Página 222 - By this we taste the spices of Arabia, yet never feel the scorching sun which brings them forth...
Página 227 - To prohibit a great people, however, from making all that they can of every part of their own produce, or from employing their , stock and industry in the way that they judge most advantageous i to themselves, is a manifest violation of the most sacred rights of \ mankind.
Página 46 - To propose that Great Britain should voluntarily give up all authority over her Colonies, and leave them to elect their own magistrates, to enact their own laws, and to make peace and war, as they might think proper, would be to propose such a measure as never was, and never will be adopted by any nation in the world.
Página 227 - In their present state of improvement, those prohibitions, perhaps, without cramping their industry, or restraining it from any employment to which it would have gone of its own accord, are only impertinent badges of slavery imposed upon them, without any sufficient reason, by the groundless jealousy of the merchants and manufacturers of the mother-country.
Página 222 - That no laws can set prices in trade, the rates of which must and will make themselves. But when such laws do happen to lay any hold, it is so much impediment to trade, and therefore prejudicial.
Página 237 - And that they shall, or lawfully may, establish and cause to be made a coin, to pass current there between the people of those several Colonies, for the more ease of traffic and bargaining between and amongst them and the natives there, of such metal and in such manner and form as the same several Councils there shall limit and appoint.

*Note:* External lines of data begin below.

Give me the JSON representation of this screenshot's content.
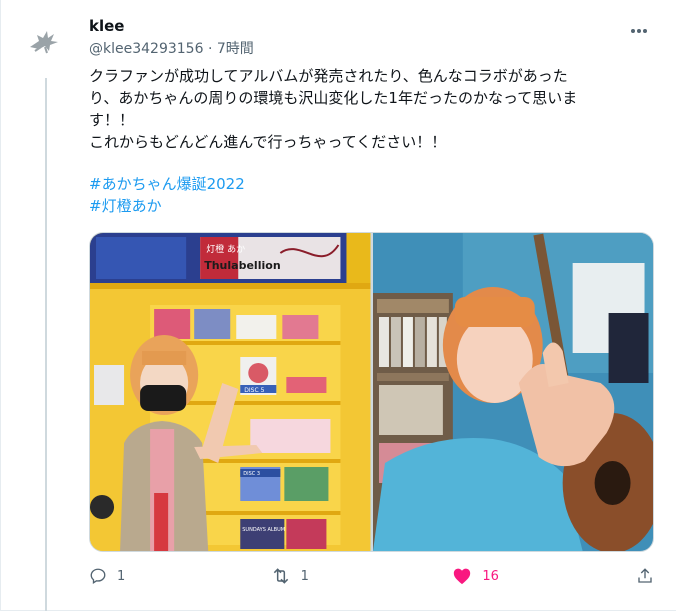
{
  "tweet": {
    "display_name": "klee",
    "handle": "@klee34293156",
    "separator": "·",
    "time": "7時間",
    "text_lines": [
      "クラファンが成功してアルバムが発売されたり、色んなコラボがあった",
      "り、あかちゃんの周りの環境も沢山変化した1年だったのかなって思いま",
      "す！！",
      "これからもどんどん進んで行っちゃってください！！"
    ],
    "hashtags": [
      "#あかちゃん爆誕2022",
      "#灯橙あか"
    ]
  },
  "media": {
    "photos": [
      {
        "scene": "woman-at-cd-shop-display"
      },
      {
        "scene": "woman-with-guitar-thumbs-up"
      }
    ],
    "signboard_text": "灯橙 あか",
    "signboard_sub": "Thulabellion",
    "disc_label": "DISC 5",
    "disc_label2": "DISC 3",
    "album_sign": "SUNDAYS ALBUM"
  },
  "actions": {
    "reply_count": "1",
    "retweet_count": "1",
    "like_count": "16"
  },
  "colors": {
    "accent": "#1d9bf0",
    "like": "#f91880",
    "muted": "#536471"
  },
  "icons": [
    "bird-logo-icon",
    "more-icon",
    "reply-icon",
    "retweet-icon",
    "heart-icon",
    "share-icon"
  ]
}
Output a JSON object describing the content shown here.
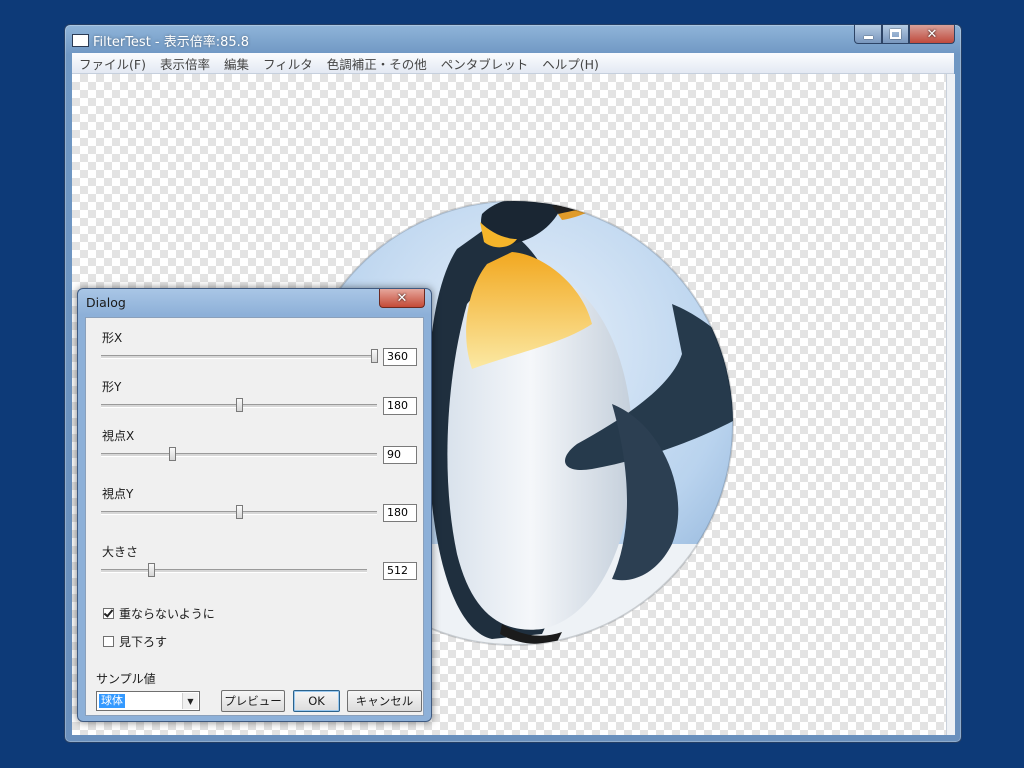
{
  "window": {
    "title": "FilterTest - 表示倍率:85.8",
    "min_glyph": "minimize",
    "max_glyph": "maximize",
    "close_glyph": "✕"
  },
  "menu": [
    "ファイル(F)",
    "表示倍率",
    "編集",
    "フィルタ",
    "色調補正・その他",
    "ペンタブレット",
    "ヘルプ(H)"
  ],
  "dialog": {
    "title": "Dialog",
    "close_glyph": "✕",
    "sliders": [
      {
        "label": "形X",
        "value": "360",
        "fraction": 1.0
      },
      {
        "label": "形Y",
        "value": "180",
        "fraction": 0.5
      },
      {
        "label": "視点X",
        "value": "90",
        "fraction": 0.25
      },
      {
        "label": "視点Y",
        "value": "180",
        "fraction": 0.5
      },
      {
        "label": "大きさ",
        "value": "512",
        "fraction": 0.18
      }
    ],
    "checks": [
      {
        "label": "重ならないように",
        "checked": true
      },
      {
        "label": "見下ろす",
        "checked": false
      }
    ],
    "sample_label": "サンプル値",
    "sample_value": "球体",
    "combo_arrow": "▼",
    "buttons": {
      "preview": "プレビュー",
      "ok": "OK",
      "cancel": "キャンセル"
    }
  },
  "colors": {
    "desktop": "#0d3a78",
    "sky": "#b9d3ee",
    "penguin_dark": "#1f2f3e",
    "penguin_yellow": "#f2c230"
  }
}
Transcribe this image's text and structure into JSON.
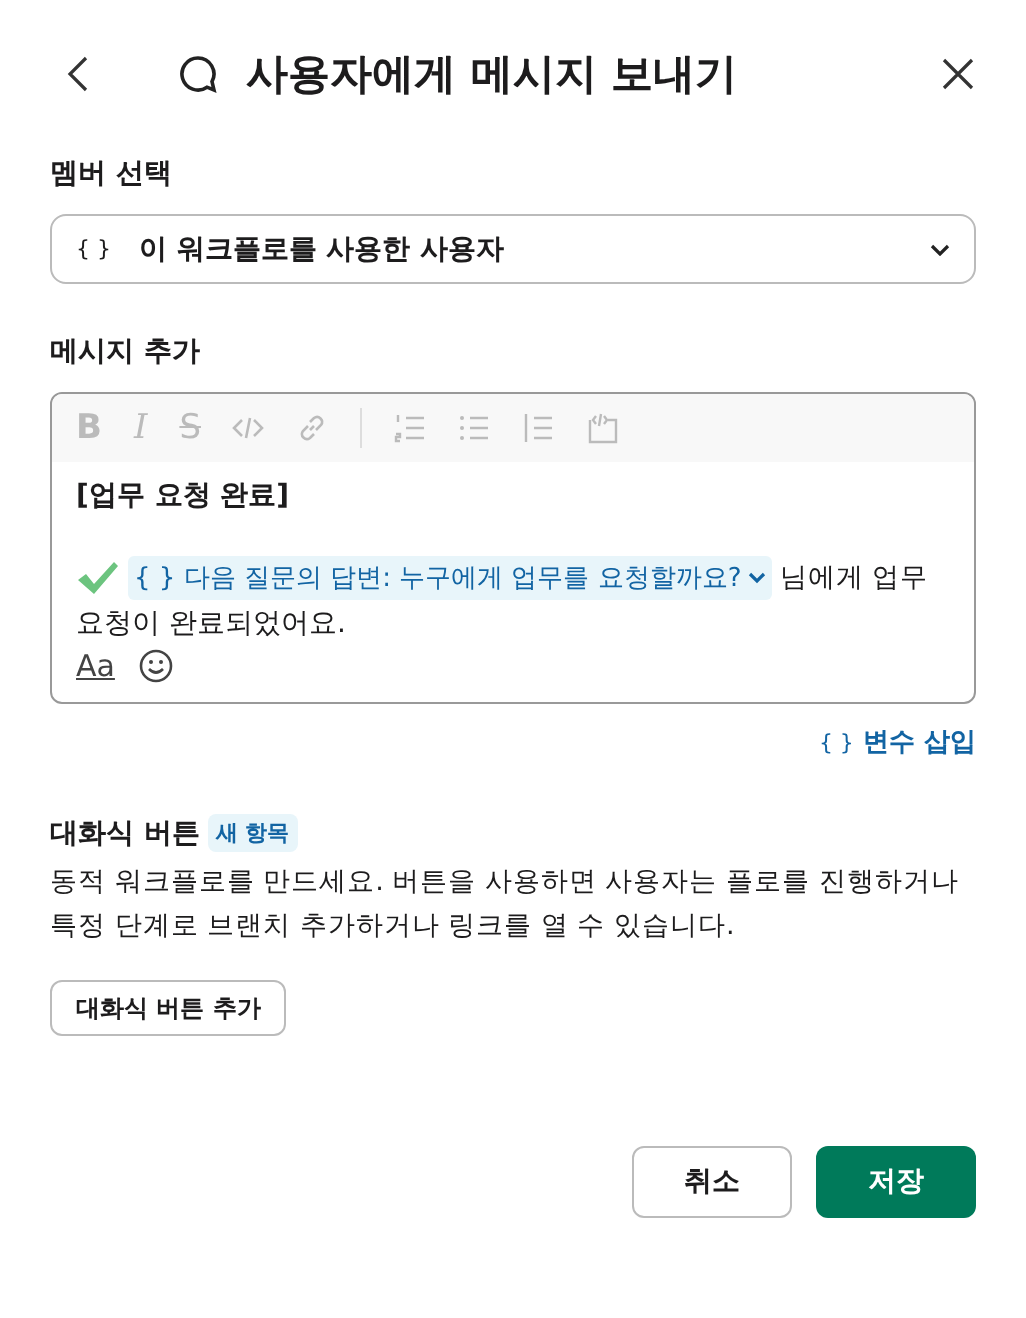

Página 224 - I shall therefore venture to acknowledge, that, not only as a man, but as a BRITISH subject, I pray for the flourishing commerce of GERMANY, SPAIN, ITALY, and even FRANCE itself. I am at least certain, that GREAT BRITAIN, and all those nations, would flourish more, did their sovereigns and ministers adopt such enlarged and benevolent sentiments towards each other.
Página 222 - That there can be no trade unprofitable to the public; for if any prove so, men leave it off; and wherever the traders thrive, the public, of which they are a part, thrives also.
Página 223 - ... the sooner, and that, in the end, he would greatly injure his own family by such whims ? And shall this nation commit an absurdity that stares every private man in the face? The certain way to be secure is to be more powerful, that is, to extend our trade as far as it is capable of; and as restraints have proved its ruin, to reject them, and depend on freedom for our security; bidding defiance to the French, or any nation in Europe, that took umbrage at our exerting our natural advantages.